___ Record extracts ___

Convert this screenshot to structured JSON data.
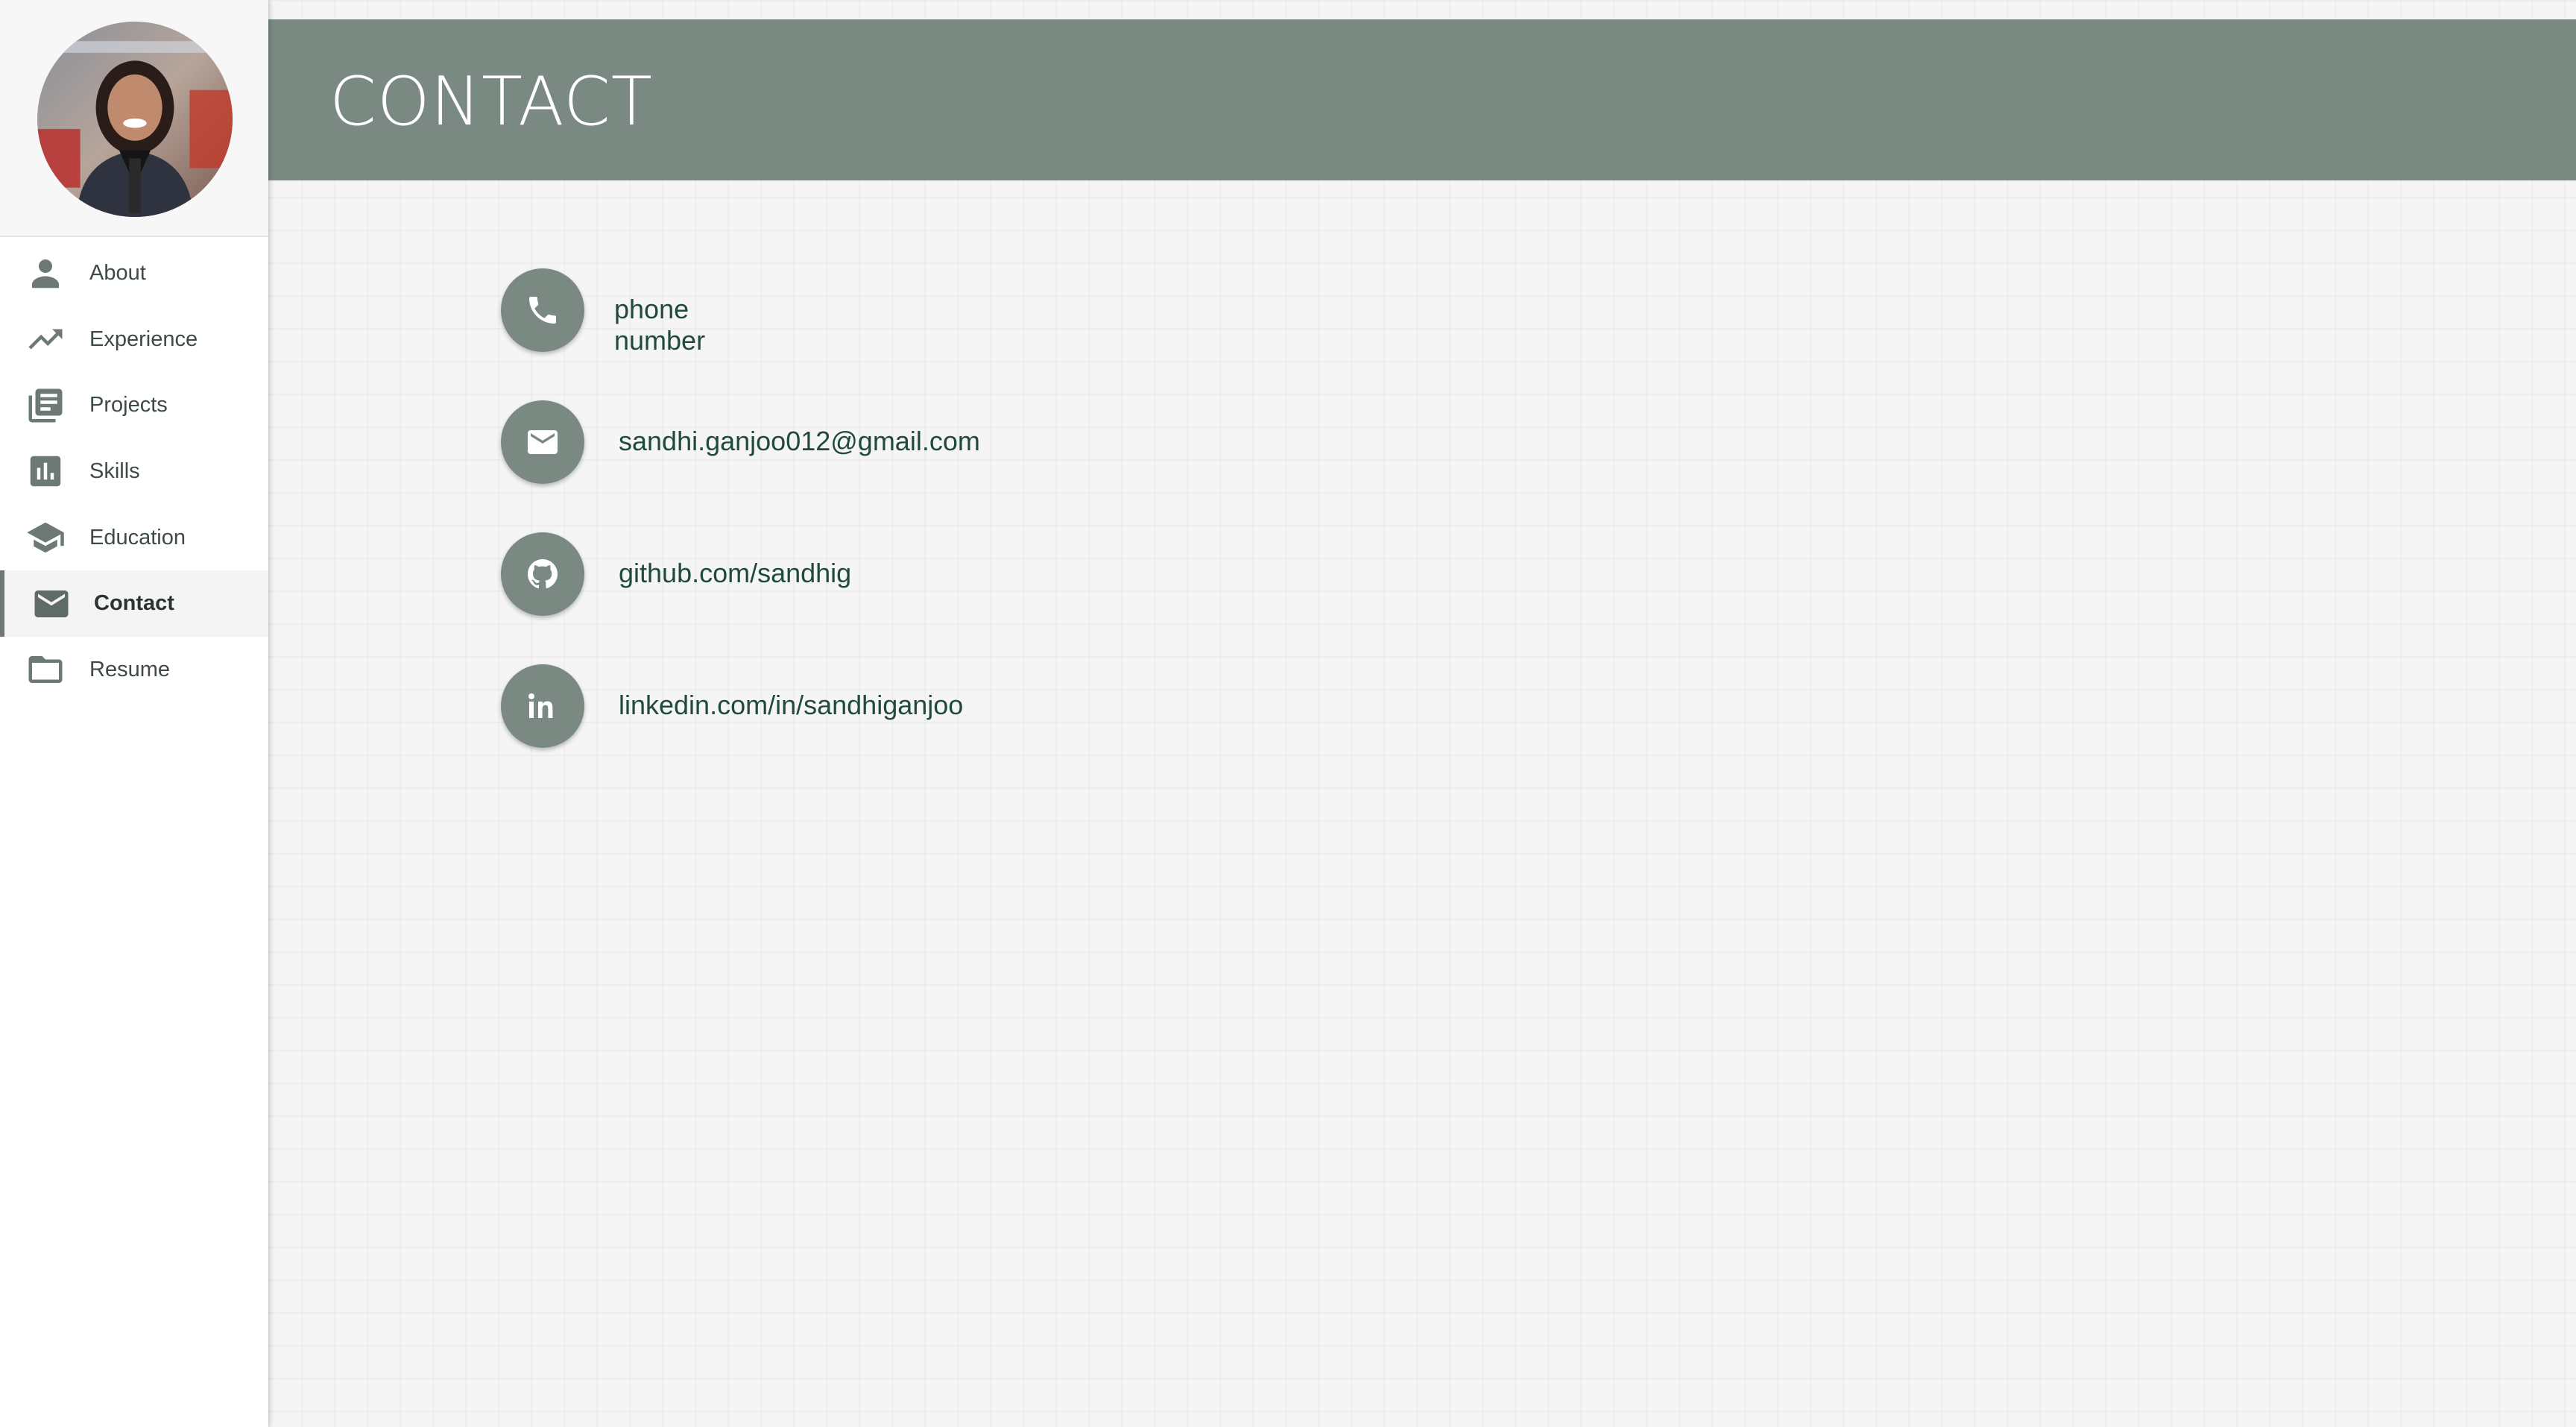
{
  "sidebar": {
    "nav_items": [
      {
        "label": "About",
        "icon": "person-icon"
      },
      {
        "label": "Experience",
        "icon": "trending-up-icon"
      },
      {
        "label": "Projects",
        "icon": "projects-icon"
      },
      {
        "label": "Skills",
        "icon": "bar-chart-icon"
      },
      {
        "label": "Education",
        "icon": "graduation-cap-icon"
      },
      {
        "label": "Contact",
        "icon": "envelope-icon",
        "active": true
      },
      {
        "label": "Resume",
        "icon": "folder-icon"
      }
    ]
  },
  "header": {
    "title": "CONTACT"
  },
  "contacts": [
    {
      "text": "phone number",
      "icon": "phone-icon"
    },
    {
      "text": "sandhi.ganjoo012@gmail.com",
      "icon": "envelope-icon"
    },
    {
      "text": "github.com/sandhig",
      "icon": "github-icon"
    },
    {
      "text": "linkedin.com/in/sandhiganjoo",
      "icon": "linkedin-icon"
    }
  ],
  "colors": {
    "accent": "#7a8a83",
    "link_text": "#1f4a3c",
    "background": "#f5f5f5"
  }
}
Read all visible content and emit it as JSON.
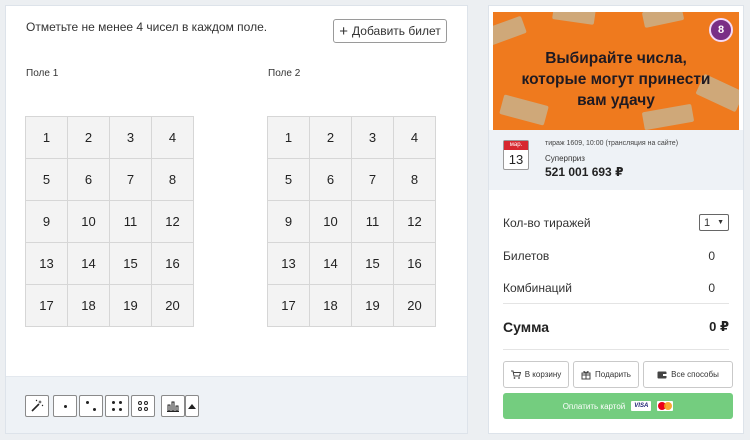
{
  "instruction": "Отметьте не менее 4 чисел в каждом поле.",
  "add_ticket": {
    "icon": "plus-icon",
    "label": "Добавить билет"
  },
  "fields": [
    {
      "label": "Поле 1",
      "numbers": [
        "1",
        "2",
        "3",
        "4",
        "5",
        "6",
        "7",
        "8",
        "9",
        "10",
        "11",
        "12",
        "13",
        "14",
        "15",
        "16",
        "17",
        "18",
        "19",
        "20"
      ]
    },
    {
      "label": "Поле 2",
      "numbers": [
        "1",
        "2",
        "3",
        "4",
        "5",
        "6",
        "7",
        "8",
        "9",
        "10",
        "11",
        "12",
        "13",
        "14",
        "15",
        "16",
        "17",
        "18",
        "19",
        "20"
      ]
    }
  ],
  "toolbar": {
    "icons": [
      "magic-wand-icon",
      "dice-one-icon",
      "dice-two-icon",
      "dice-four-icon",
      "dice-four-outline-icon",
      "bar-chart-icon",
      "caret-up-icon"
    ]
  },
  "banner": {
    "text_lines": [
      "Выбирайте числа,",
      "которые могут принести",
      "вам удачу"
    ],
    "ball_number": "8",
    "background": "#ef7a1e"
  },
  "draw": {
    "month": "мар.",
    "day": "13",
    "description": "тираж 1609, 10:00 (трансляция на сайте)",
    "game": "Суперприз",
    "prize": "521 001 693 ₽"
  },
  "summary": {
    "draws_label": "Кол-во тиражей",
    "draws_value": "1",
    "tickets_label": "Билетов",
    "tickets_value": "0",
    "combinations_label": "Комбинаций",
    "combinations_value": "0",
    "total_label": "Сумма",
    "total_value": "0 ₽"
  },
  "actions": {
    "cart": "В корзину",
    "gift": "Подарить",
    "all_methods": "Все способы",
    "pay_card": "Оплатить картой",
    "visa_label": "VISA"
  },
  "colors": {
    "pay_button": "#74cd7f",
    "calendar_red": "#d7282f",
    "ball_purple": "#7a2e86"
  }
}
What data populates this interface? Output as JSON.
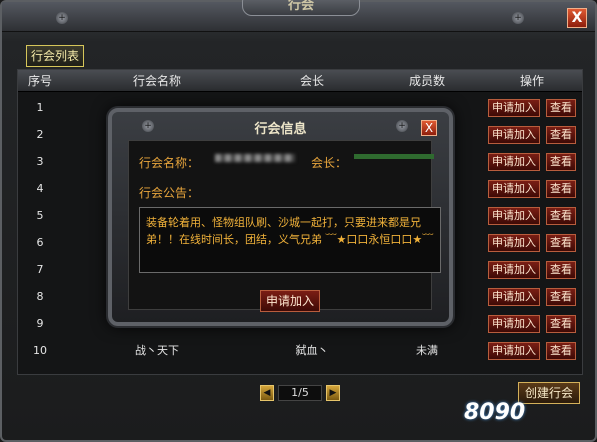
{
  "window": {
    "title": "行会",
    "close_label": "X"
  },
  "tab": {
    "label": "行会列表"
  },
  "table": {
    "headers": [
      "序号",
      "行会名称",
      "会长",
      "成员数",
      "操作"
    ],
    "apply_label": "申请加入",
    "view_label": "查看",
    "rows": [
      {
        "idx": "1",
        "name": "",
        "leader": "",
        "members": ""
      },
      {
        "idx": "2",
        "name": "",
        "leader": "",
        "members": ""
      },
      {
        "idx": "3",
        "name": "",
        "leader": "",
        "members": ""
      },
      {
        "idx": "4",
        "name": "",
        "leader": "",
        "members": ""
      },
      {
        "idx": "5",
        "name": "",
        "leader": "",
        "members": ""
      },
      {
        "idx": "6",
        "name": "",
        "leader": "",
        "members": ""
      },
      {
        "idx": "7",
        "name": "",
        "leader": "",
        "members": ""
      },
      {
        "idx": "8",
        "name": "",
        "leader": "",
        "members": ""
      },
      {
        "idx": "9",
        "name": "",
        "leader": "",
        "members": ""
      },
      {
        "idx": "10",
        "name": "战丶天下",
        "leader": "弑血丶",
        "members": "未满"
      }
    ]
  },
  "pager": {
    "text": "1/5",
    "prev_symbol": "◀",
    "next_symbol": "▶"
  },
  "create_button": {
    "label": "创建行会"
  },
  "watermark": {
    "text": "8090"
  },
  "popup": {
    "title": "行会信息",
    "close_label": "X",
    "name_label": "行会名称：",
    "leader_label": "会长：",
    "notice_label": "行会公告：",
    "notice_text": "装备轮着用、怪物组队刷、沙城一起打，只要进来都是兄弟！！在线时间长，团结，义气兄弟 ﹋★口口永恒口口★﹋",
    "apply_label": "申请加入"
  },
  "colors": {
    "accent_gold": "#e8a53c",
    "button_red": "#7a1e14",
    "tab_border": "#d6c65a"
  }
}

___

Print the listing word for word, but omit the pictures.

Convert this screenshot to structured JSON data.
{
  "sidebar": {
    "nav_items": [
      {
        "label": "About",
        "icon": "person-icon"
      },
      {
        "label": "Experience",
        "icon": "trending-up-icon"
      },
      {
        "label": "Projects",
        "icon": "projects-icon"
      },
      {
        "label": "Skills",
        "icon": "bar-chart-icon"
      },
      {
        "label": "Education",
        "icon": "graduation-cap-icon"
      },
      {
        "label": "Contact",
        "icon": "envelope-icon",
        "active": true
      },
      {
        "label": "Resume",
        "icon": "folder-icon"
      }
    ]
  },
  "header": {
    "title": "CONTACT"
  },
  "contacts": [
    {
      "text": "phone number",
      "icon": "phone-icon"
    },
    {
      "text": "sandhi.ganjoo012@gmail.com",
      "icon": "envelope-icon"
    },
    {
      "text": "github.com/sandhig",
      "icon": "github-icon"
    },
    {
      "text": "linkedin.com/in/sandhiganjoo",
      "icon": "linkedin-icon"
    }
  ],
  "colors": {
    "accent": "#7a8a83",
    "link_text": "#1f4a3c",
    "background": "#f5f5f5"
  }
}
Read all visible content and emit it as JSON.
{
  "instruction": "Отметьте не менее 4 чисел в каждом поле.",
  "add_ticket": {
    "icon": "plus-icon",
    "label": "Добавить билет"
  },
  "fields": [
    {
      "label": "Поле 1",
      "numbers": [
        "1",
        "2",
        "3",
        "4",
        "5",
        "6",
        "7",
        "8",
        "9",
        "10",
        "11",
        "12",
        "13",
        "14",
        "15",
        "16",
        "17",
        "18",
        "19",
        "20"
      ]
    },
    {
      "label": "Поле 2",
      "numbers": [
        "1",
        "2",
        "3",
        "4",
        "5",
        "6",
        "7",
        "8",
        "9",
        "10",
        "11",
        "12",
        "13",
        "14",
        "15",
        "16",
        "17",
        "18",
        "19",
        "20"
      ]
    }
  ],
  "toolbar": {
    "icons": [
      "magic-wand-icon",
      "dice-one-icon",
      "dice-two-icon",
      "dice-four-icon",
      "dice-four-outline-icon",
      "bar-chart-icon",
      "caret-up-icon"
    ]
  },
  "banner": {
    "text_lines": [
      "Выбирайте числа,",
      "которые могут принести",
      "вам удачу"
    ],
    "ball_number": "8",
    "background": "#ef7a1e"
  },
  "draw": {
    "month": "мар.",
    "day": "13",
    "description": "тираж 1609, 10:00 (трансляция на сайте)",
    "game": "Суперприз",
    "prize": "521 001 693 ₽"
  },
  "summary": {
    "draws_label": "Кол-во тиражей",
    "draws_value": "1",
    "tickets_label": "Билетов",
    "tickets_value": "0",
    "combinations_label": "Комбинаций",
    "combinations_value": "0",
    "total_label": "Сумма",
    "total_value": "0 ₽"
  },
  "actions": {
    "cart": "В корзину",
    "gift": "Подарить",
    "all_methods": "Все способы",
    "pay_card": "Оплатить картой",
    "visa_label": "VISA"
  },
  "colors": {
    "pay_button": "#74cd7f",
    "calendar_red": "#d7282f",
    "ball_purple": "#7a2e86"
  }
}
What data populates this interface? Output as JSON.
{
  "window": {
    "title": "行会",
    "close_label": "X"
  },
  "tab": {
    "label": "行会列表"
  },
  "table": {
    "headers": [
      "序号",
      "行会名称",
      "会长",
      "成员数",
      "操作"
    ],
    "apply_label": "申请加入",
    "view_label": "查看",
    "rows": [
      {
        "idx": "1",
        "name": "",
        "leader": "",
        "members": ""
      },
      {
        "idx": "2",
        "name": "",
        "leader": "",
        "members": ""
      },
      {
        "idx": "3",
        "name": "",
        "leader": "",
        "members": ""
      },
      {
        "idx": "4",
        "name": "",
        "leader": "",
        "members": ""
      },
      {
        "idx": "5",
        "name": "",
        "leader": "",
        "members": ""
      },
      {
        "idx": "6",
        "name": "",
        "leader": "",
        "members": ""
      },
      {
        "idx": "7",
        "name": "",
        "leader": "",
        "members": ""
      },
      {
        "idx": "8",
        "name": "",
        "leader": "",
        "members": ""
      },
      {
        "idx": "9",
        "name": "",
        "leader": "",
        "members": ""
      },
      {
        "idx": "10",
        "name": "战丶天下",
        "leader": "弑血丶",
        "members": "未满"
      }
    ]
  },
  "pager": {
    "text": "1/5",
    "prev_symbol": "◀",
    "next_symbol": "▶"
  },
  "create_button": {
    "label": "创建行会"
  },
  "watermark": {
    "text": "8090"
  },
  "popup": {
    "title": "行会信息",
    "close_label": "X",
    "name_label": "行会名称：",
    "leader_label": "会长：",
    "notice_label": "行会公告：",
    "notice_text": "装备轮着用、怪物组队刷、沙城一起打，只要进来都是兄弟！！在线时间长，团结，义气兄弟 ﹋★口口永恒口口★﹋",
    "apply_label": "申请加入"
  },
  "colors": {
    "accent_gold": "#e8a53c",
    "button_red": "#7a1e14",
    "tab_border": "#d6c65a"
  }
}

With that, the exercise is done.